Learning a programming language is a process of many failures, it’s normal that your code won’t work the first few times.
Learning to code is like visiting a new city, at first, it’s a strange place that is confusing, but with a little patience while exploring the streets and venues, you will come to know it well. The key to learning code, is to write code as soon as possible and often as possible.
… Even if the code you are writing, does not make sense to you.
9 programming languages since 1994:
Over the years (since 1994,) I’ve picked up 9 programming languages. That may sound impressive, but it isn’t really. Like learning to drive a car, once you understand one programming language, you pretty much understand 80-90% of all programming languages!
The anxiety when learning something new
I was recently reminded of the typical uncertainties and frustrations you get, when learning something new. Though I have been creating videos for many years, I almost always just used the automatic settings of my cameras, and that was more than good enough for my video needs.
A little while ago, I decided that I wanted to do more, and so ventured into more advanced functions like aperture-priority, shutter priority and manual mode. I wanted more control over the video I was shooting. At first, understanding these basic concepts was confusing, and you wonder what it will take, for it to all sink in?
… What special learning trick did I need to use?
In the end, as it is with learning to write code, I just had to use the camera in these different settings, refer back to the theory, and then repeat. It’s now starting to really sink in now.
It will for you with coding/programming as well.
So, what is the best way to learn to code?
It comes down to these steps:
Do a little theory.
Write code that was taught in the theory.
I’ve been in the web development business for over 20yrs now, and one consistent problem for many well meaning nerds, is the over engineering of web apps. This extends to all development as well, not just the web developers.
… The old KISS acronym “Keep it simple, stupid”, seems to be forgotten with every new generation of developers.
So today we have once again, new and overly complex frameworks and apps being thrust upon us. I vlogged about this recently in this video:
I am writing just to say how happy I am with the courses. Although, I am a member of Lynda and Udemi, your courses are way better. For me you are the HIDDEN GEM, the YODA of web design.
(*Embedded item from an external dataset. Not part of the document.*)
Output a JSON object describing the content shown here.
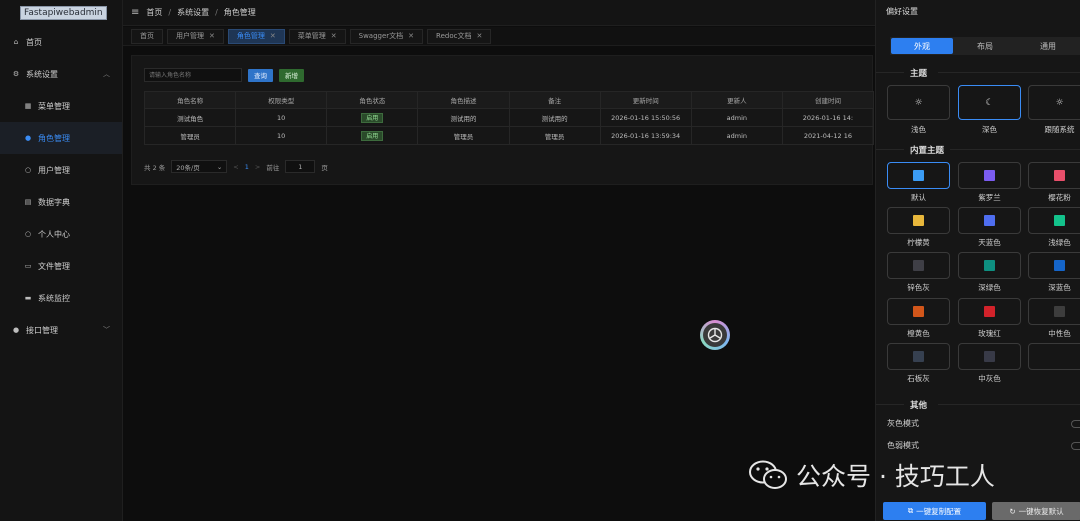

Thank you for sharing your knowledge.
I’ve been building websites and building apps since the early 1990’s. In that time, I’ve learned many different languages, and explored many different strategies when it comes to writing good code.
This is going to be my first blog post on the business of coding. In this series, I will not be getting into the finer details of writing code (I cover that easily in my courses,) instead, I will talking about things that only 20+ years of development experience can teach you. But if you follow this series, you will learn these useful tips much more quickly!
Tip #1: Giving time for your mind to rest will pay dividends in your coding and business career.
I am not a big fan of them because there is so much work out there. You could be getting paid to code (and learn) rather that doing a hackathon.
In addition, the only way you get coding chops, is by building real apps for real clients. One thing a lot of developers miss, is that being able to manage a project has a lot to do with managing non-nerd clients … you only get that experience in the real world.
I used to see the same sort of thing in martial arts, where certain styles are really big into drills and exercises. The problem is, that they put much less (if any) time into actual fighting.
… Then they take a beating when they are unlucky enough to mix it up with someone who spent his time sparring, rather than running through drills.
That said, the more code you write the better, so codathons will improve your abilities no doubt … but nothing compares to the real thing. Pick your analogy! 🙂
Everyone knows that kids who learn to code, will have a big advantage in the workplace and in life. Besides the fact that coding is a valuable skillset with an amazing number of high paying jobs, the mental training that comes with learning to code cannot be underestimated.
Homeschooling your kids in code
If you don’t know web design and coding, you need a structured curriculum that will gently teach your kids. Courses have to be easy to understand, fun and practical. Yes, practical: nothing motivates kids to learn when they see that they are building real things.
… What’s more fun for a kid, to learn to drive a go-cart, or a real car?
Which coding languages should kids learn?
Teaching your kids to code in any language is great, but I would say the most important and effective languages to teach are the languages of the Web:
Besides being used to create all the world’s websites and web apps (ex: google, facebook, amazon), these coding languages are also a popular choice in creating games and mobile apps that work on iPhone, iPads, Android devices and even Windows mobile devices.
Another great thing about these languages is that they are visual: students see their code come to life in real-world projects. This touch of reality is far more engaging than writing code that moves a character around a screen in a simulator.
I’ve been coding since 1994, teaching code since 2003 and helping schools teach code over the last 6 years. That experience teaches you a lot about teaching. If you want to easily home school your kids in code, feel free to check out StudioWeb.com.
To get the best outcomes with students (and yourself!), here are my top 3 code teaching tips:
1- Write real code, not ‘lego’ code.
2- Use real coding tools, not code simulators.
3- Build real projects from start to finish.
1. Write real code, not ‘lego’ code
A funny thing happens when students write real code: they start to learn not only how to code, but they learn the concepts behind the code. What I’ve seen over the years is that trying to hide the code from students with block based code teaching tools slows the learning process.